_The task:_ The required output is a copy of each line in the material below that includes "dokumentov".
+ + + + +
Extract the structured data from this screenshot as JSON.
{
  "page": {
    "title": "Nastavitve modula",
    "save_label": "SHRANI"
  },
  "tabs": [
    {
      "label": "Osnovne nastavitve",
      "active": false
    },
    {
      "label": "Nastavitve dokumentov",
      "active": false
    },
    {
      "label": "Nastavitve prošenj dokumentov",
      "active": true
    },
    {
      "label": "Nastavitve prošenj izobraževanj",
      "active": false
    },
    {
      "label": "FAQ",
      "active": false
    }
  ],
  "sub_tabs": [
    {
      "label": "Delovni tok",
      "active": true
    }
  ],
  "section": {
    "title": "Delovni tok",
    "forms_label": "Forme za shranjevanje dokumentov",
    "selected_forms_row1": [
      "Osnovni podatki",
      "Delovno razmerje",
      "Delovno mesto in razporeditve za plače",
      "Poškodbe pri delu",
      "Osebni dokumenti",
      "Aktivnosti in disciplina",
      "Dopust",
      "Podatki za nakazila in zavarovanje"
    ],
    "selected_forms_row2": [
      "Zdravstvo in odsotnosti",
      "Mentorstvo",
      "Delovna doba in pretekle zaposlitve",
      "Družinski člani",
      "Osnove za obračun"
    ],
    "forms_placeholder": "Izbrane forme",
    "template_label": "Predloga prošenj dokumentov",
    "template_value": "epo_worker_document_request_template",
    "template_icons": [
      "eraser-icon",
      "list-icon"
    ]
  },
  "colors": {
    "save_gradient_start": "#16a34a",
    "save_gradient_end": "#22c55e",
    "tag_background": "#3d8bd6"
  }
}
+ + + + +
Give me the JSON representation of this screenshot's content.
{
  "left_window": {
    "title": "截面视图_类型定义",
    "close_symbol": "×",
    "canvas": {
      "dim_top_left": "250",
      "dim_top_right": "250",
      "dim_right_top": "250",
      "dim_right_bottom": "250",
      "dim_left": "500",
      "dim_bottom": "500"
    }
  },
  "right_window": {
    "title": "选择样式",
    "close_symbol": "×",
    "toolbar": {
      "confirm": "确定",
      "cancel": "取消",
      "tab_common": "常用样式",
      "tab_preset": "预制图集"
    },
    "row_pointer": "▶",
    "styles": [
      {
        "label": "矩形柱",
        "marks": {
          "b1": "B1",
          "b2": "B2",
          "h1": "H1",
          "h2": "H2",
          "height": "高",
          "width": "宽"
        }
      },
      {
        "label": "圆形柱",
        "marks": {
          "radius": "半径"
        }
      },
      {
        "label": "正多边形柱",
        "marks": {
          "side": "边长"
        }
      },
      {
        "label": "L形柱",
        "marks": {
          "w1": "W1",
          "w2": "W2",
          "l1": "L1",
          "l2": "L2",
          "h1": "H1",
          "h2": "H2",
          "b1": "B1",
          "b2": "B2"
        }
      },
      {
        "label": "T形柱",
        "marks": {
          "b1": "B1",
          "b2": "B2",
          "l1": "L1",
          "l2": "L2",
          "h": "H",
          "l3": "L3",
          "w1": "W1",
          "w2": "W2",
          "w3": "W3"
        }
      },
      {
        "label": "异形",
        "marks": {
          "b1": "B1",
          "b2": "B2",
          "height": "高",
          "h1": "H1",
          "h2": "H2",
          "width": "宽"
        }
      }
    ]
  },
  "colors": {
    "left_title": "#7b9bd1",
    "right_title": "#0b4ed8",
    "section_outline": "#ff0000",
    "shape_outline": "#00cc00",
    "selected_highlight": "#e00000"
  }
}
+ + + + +
_Output of the task:_
      "label": "Nastavitve dokumentov",
      "label": "Nastavitve prošenj dokumentov",
    "forms_label": "Forme za shranjevanje dokumentov",
    "template_label": "Predloga prošenj dokumentov",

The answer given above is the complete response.